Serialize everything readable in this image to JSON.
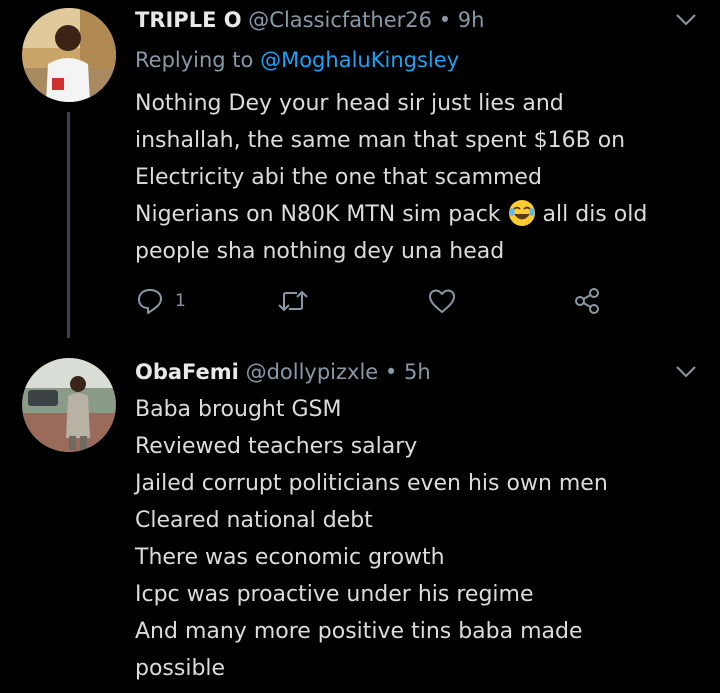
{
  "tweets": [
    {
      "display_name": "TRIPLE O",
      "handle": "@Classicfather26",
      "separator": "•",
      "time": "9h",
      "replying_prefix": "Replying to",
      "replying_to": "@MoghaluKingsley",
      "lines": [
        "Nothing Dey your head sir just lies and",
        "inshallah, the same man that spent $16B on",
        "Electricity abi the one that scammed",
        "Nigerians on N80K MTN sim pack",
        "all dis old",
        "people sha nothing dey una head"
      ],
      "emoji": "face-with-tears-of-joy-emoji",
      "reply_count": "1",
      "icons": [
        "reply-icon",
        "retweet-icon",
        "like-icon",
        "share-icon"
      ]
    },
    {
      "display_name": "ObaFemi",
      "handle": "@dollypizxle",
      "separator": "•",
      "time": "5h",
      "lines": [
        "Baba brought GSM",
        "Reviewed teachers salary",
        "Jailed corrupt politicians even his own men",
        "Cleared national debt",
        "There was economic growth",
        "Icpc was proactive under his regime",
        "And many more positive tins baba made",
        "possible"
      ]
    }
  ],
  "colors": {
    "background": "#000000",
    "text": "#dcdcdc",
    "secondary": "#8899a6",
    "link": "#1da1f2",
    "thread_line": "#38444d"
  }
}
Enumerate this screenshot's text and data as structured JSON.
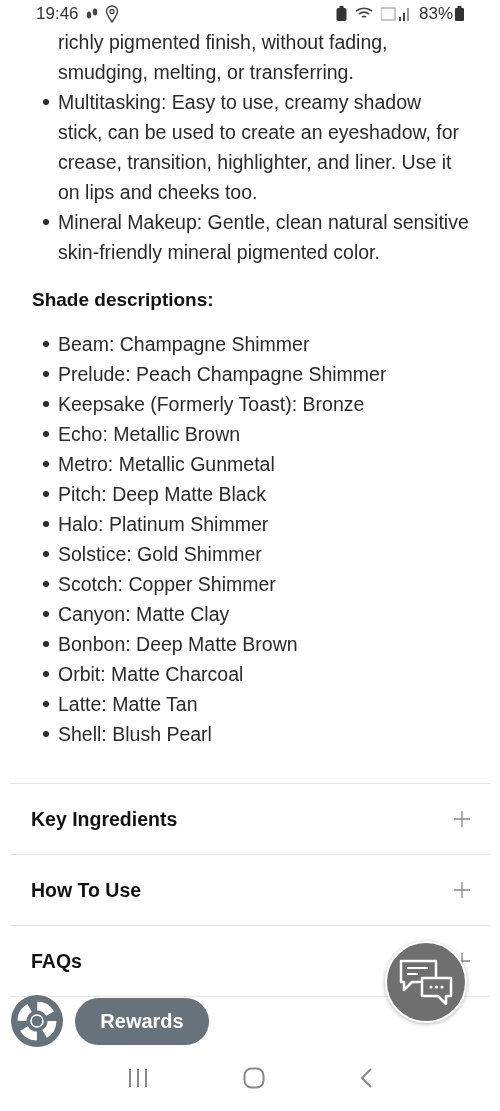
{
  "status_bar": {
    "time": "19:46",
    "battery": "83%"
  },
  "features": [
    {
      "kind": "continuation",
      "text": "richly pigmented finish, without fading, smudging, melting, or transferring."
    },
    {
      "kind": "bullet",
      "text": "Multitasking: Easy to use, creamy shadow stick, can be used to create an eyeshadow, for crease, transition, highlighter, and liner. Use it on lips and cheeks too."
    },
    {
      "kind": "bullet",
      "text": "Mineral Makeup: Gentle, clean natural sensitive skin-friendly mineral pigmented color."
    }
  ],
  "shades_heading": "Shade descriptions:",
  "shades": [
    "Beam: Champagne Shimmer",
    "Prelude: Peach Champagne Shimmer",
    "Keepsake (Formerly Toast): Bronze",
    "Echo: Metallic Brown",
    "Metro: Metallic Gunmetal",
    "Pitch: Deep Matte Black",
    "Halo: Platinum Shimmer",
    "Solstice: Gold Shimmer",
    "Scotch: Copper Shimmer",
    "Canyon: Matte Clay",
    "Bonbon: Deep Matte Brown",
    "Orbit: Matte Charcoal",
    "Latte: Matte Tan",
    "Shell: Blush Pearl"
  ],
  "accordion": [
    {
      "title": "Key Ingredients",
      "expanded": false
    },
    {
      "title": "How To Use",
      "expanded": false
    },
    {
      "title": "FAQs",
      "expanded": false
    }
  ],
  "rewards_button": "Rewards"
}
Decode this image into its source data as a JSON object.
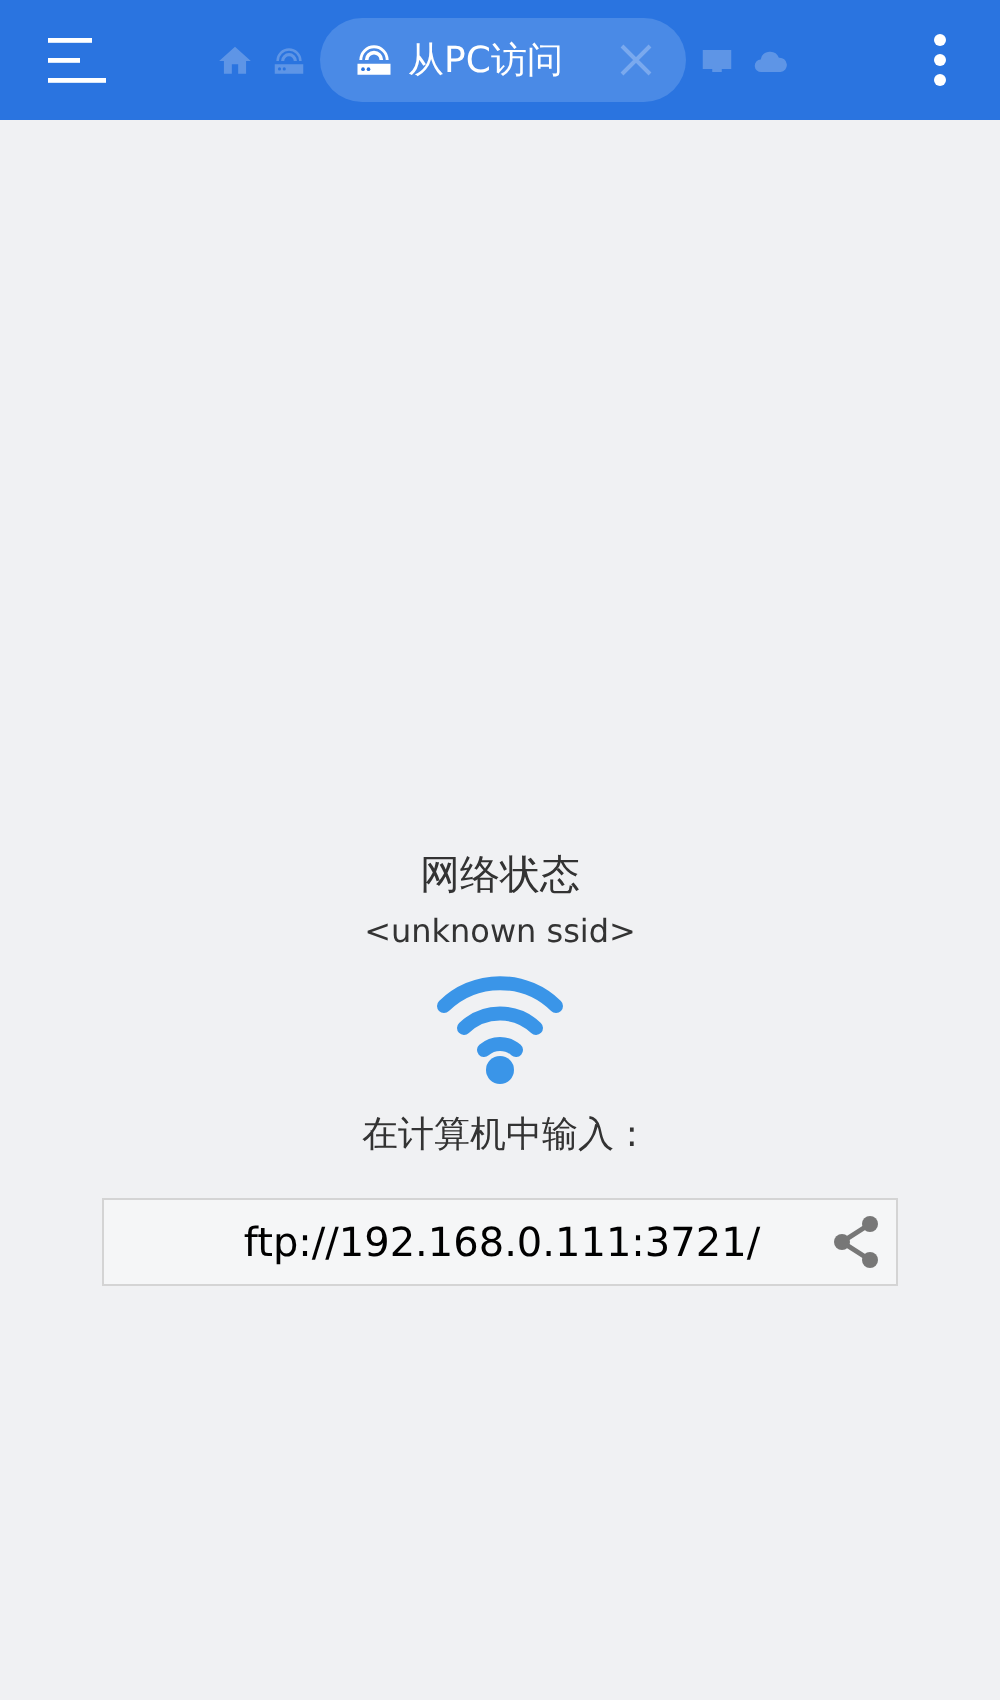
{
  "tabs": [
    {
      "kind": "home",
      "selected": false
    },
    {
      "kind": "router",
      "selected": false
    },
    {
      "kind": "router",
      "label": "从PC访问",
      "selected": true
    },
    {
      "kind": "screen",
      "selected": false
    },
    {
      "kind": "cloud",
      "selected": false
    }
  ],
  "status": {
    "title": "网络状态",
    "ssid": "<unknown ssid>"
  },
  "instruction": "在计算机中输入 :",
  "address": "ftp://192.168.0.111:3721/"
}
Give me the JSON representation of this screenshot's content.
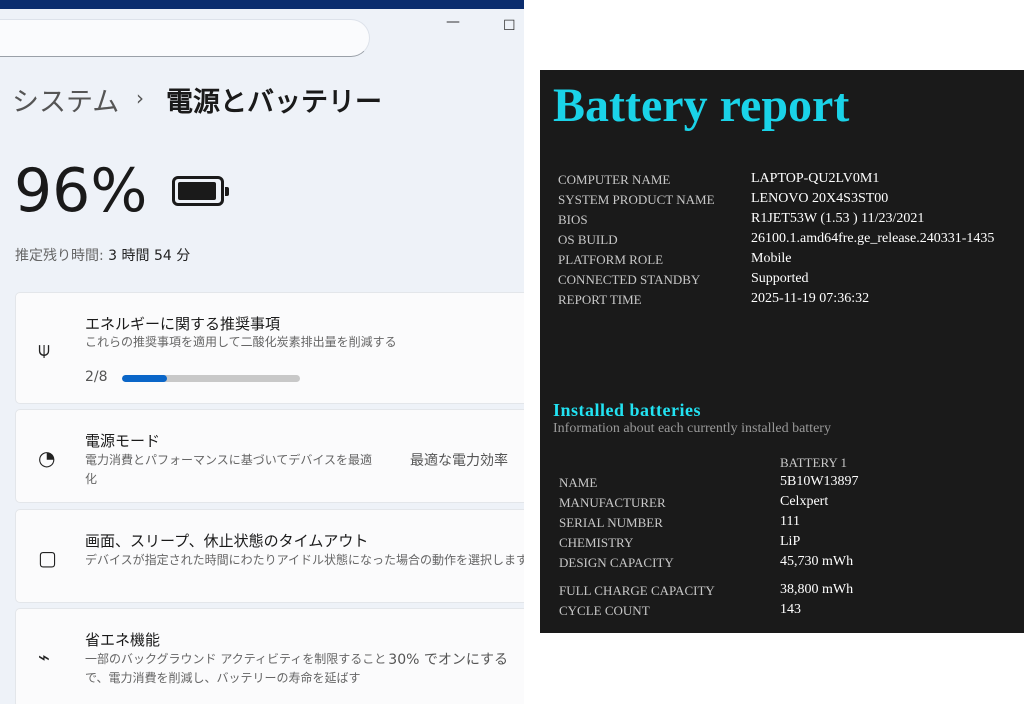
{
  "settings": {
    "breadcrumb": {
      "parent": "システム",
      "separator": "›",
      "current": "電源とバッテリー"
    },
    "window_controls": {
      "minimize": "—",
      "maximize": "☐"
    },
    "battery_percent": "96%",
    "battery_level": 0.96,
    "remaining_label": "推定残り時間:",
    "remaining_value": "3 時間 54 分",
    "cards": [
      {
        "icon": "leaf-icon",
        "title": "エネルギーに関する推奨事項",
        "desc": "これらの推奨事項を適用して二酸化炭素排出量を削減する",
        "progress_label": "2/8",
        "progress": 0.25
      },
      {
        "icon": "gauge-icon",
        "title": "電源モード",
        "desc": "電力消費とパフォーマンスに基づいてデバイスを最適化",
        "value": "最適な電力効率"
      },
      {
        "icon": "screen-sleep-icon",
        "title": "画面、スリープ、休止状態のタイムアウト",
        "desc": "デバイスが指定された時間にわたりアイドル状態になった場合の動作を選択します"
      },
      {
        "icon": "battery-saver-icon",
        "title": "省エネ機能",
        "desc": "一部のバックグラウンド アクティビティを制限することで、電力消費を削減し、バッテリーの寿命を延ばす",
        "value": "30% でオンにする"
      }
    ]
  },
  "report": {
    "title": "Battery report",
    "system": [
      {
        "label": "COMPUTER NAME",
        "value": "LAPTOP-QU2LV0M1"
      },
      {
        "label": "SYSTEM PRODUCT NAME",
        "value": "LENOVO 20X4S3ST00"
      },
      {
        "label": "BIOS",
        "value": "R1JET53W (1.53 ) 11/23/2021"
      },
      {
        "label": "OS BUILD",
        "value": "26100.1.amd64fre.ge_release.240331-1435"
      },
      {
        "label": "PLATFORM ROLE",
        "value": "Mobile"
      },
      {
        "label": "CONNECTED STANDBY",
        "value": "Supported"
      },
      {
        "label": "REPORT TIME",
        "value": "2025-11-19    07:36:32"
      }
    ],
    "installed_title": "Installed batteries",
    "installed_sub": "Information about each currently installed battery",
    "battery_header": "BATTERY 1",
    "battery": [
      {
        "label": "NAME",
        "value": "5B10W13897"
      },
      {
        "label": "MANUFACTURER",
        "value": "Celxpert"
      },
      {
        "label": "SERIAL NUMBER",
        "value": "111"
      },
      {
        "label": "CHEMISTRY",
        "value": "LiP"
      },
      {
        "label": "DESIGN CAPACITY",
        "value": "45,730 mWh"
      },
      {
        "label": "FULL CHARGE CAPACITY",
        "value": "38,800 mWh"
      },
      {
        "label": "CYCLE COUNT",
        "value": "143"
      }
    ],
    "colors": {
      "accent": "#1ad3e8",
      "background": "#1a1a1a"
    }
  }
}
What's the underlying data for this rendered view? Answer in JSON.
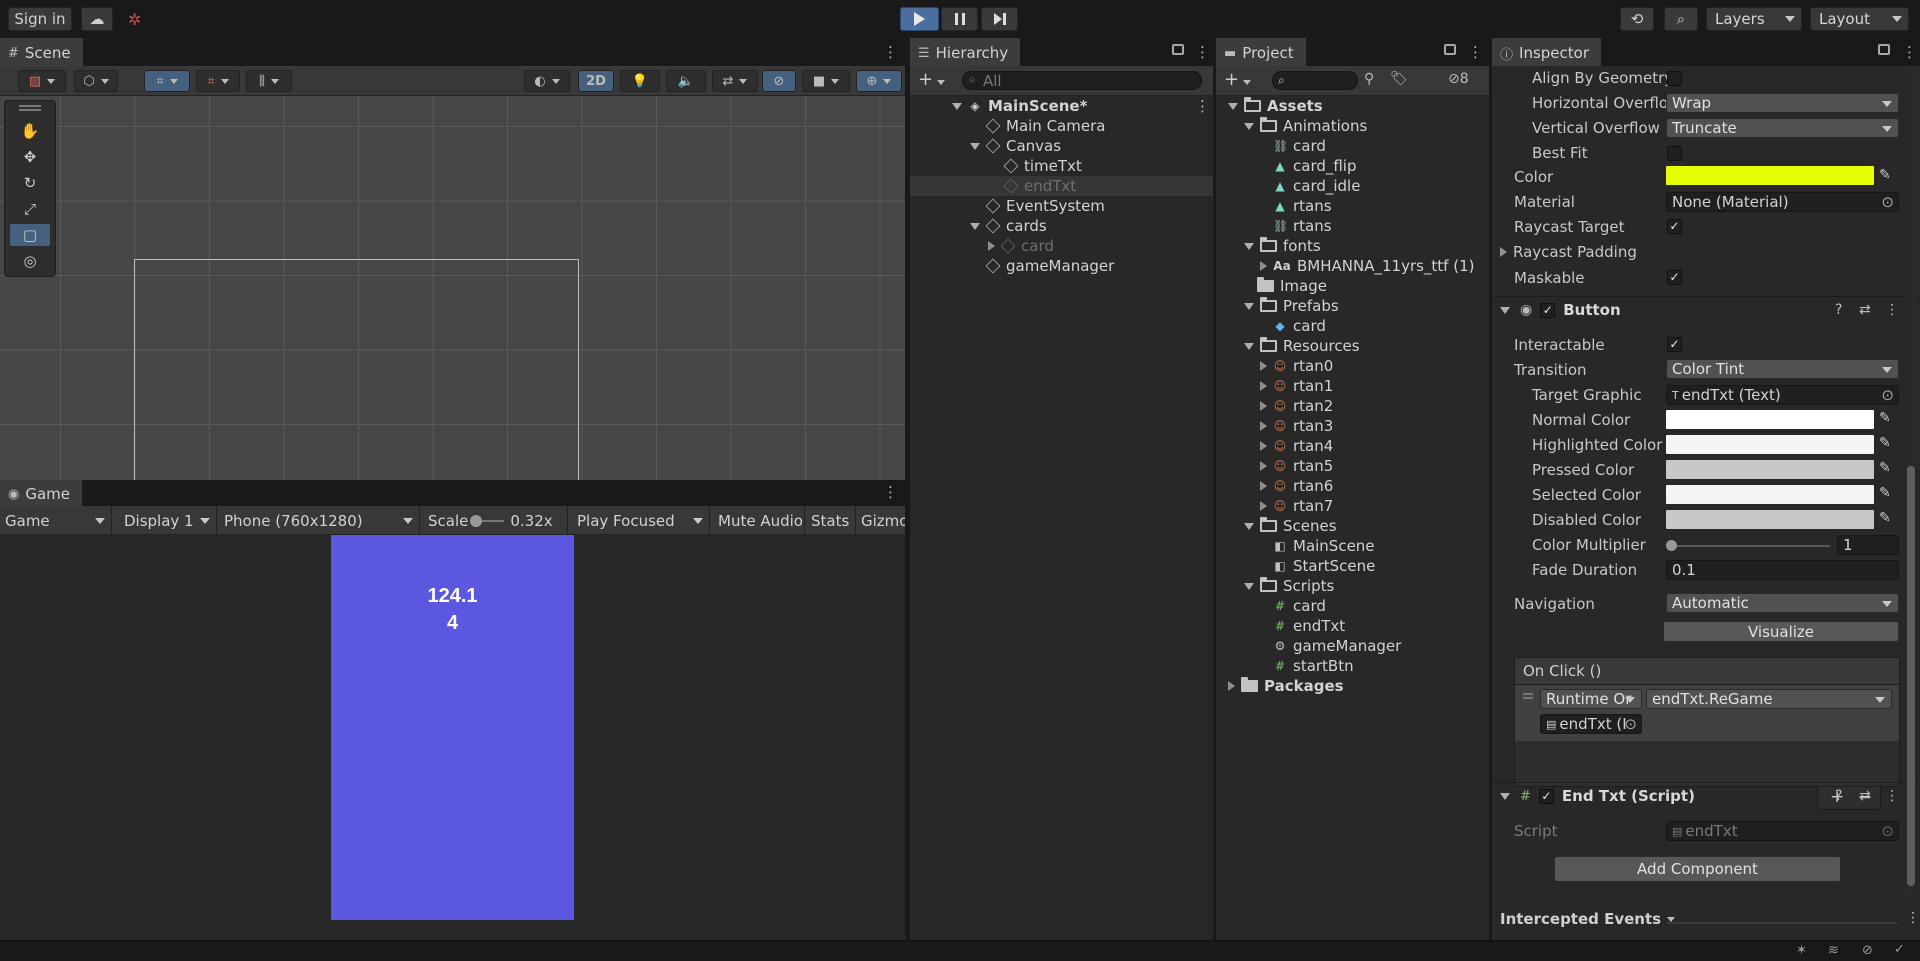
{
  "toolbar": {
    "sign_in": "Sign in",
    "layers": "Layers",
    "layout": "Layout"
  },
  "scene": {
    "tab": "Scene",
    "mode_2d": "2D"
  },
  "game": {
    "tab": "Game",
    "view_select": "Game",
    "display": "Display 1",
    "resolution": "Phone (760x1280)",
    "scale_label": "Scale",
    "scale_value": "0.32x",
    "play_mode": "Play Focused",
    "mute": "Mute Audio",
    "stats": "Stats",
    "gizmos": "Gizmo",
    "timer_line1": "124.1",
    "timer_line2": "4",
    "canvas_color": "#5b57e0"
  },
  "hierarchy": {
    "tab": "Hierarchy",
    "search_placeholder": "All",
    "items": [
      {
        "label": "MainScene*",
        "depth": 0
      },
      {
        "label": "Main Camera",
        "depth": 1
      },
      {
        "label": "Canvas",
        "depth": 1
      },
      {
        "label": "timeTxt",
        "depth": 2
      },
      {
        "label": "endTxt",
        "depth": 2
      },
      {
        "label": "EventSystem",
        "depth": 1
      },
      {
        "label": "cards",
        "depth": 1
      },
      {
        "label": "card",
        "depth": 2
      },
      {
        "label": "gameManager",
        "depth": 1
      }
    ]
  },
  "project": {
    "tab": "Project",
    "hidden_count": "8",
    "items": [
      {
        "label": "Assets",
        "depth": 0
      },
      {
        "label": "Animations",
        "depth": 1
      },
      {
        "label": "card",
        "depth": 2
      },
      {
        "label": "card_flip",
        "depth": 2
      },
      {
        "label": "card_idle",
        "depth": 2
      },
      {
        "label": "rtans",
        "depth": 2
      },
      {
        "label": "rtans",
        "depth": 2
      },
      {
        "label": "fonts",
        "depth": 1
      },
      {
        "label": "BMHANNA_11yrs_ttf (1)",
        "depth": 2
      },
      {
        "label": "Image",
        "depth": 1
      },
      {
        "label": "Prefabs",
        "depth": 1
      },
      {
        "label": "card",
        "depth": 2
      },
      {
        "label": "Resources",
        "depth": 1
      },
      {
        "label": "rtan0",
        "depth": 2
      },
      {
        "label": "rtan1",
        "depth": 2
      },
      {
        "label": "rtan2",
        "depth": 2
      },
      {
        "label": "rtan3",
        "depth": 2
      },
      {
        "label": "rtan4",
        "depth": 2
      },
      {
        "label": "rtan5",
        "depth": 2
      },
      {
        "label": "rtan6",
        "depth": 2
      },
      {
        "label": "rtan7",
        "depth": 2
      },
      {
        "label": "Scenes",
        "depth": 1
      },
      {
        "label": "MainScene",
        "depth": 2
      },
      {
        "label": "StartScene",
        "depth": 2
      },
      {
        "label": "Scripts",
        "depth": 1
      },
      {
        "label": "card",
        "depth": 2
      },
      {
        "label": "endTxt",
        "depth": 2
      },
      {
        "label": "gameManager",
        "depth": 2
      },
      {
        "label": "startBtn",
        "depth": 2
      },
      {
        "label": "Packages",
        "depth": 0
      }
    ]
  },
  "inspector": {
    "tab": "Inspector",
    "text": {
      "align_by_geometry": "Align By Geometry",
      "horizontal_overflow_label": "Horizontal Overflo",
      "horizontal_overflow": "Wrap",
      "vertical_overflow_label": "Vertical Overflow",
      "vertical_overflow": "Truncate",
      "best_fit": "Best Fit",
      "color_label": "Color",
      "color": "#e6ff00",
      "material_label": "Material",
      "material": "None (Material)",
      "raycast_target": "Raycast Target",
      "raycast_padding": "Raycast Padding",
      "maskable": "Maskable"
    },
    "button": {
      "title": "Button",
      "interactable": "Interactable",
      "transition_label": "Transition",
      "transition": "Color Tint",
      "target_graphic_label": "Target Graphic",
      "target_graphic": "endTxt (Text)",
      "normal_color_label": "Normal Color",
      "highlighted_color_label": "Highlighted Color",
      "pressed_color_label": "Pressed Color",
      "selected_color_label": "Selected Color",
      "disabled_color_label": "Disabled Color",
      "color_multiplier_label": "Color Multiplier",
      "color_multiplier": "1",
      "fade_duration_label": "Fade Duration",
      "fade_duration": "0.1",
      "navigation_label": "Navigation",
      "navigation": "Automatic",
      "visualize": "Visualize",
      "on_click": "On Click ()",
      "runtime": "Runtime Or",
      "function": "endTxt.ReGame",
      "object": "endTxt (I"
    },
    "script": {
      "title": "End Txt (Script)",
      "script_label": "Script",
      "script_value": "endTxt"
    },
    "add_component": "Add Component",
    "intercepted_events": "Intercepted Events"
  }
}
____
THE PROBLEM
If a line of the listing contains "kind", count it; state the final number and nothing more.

SOLUTION FOR THIS PROBLEM
8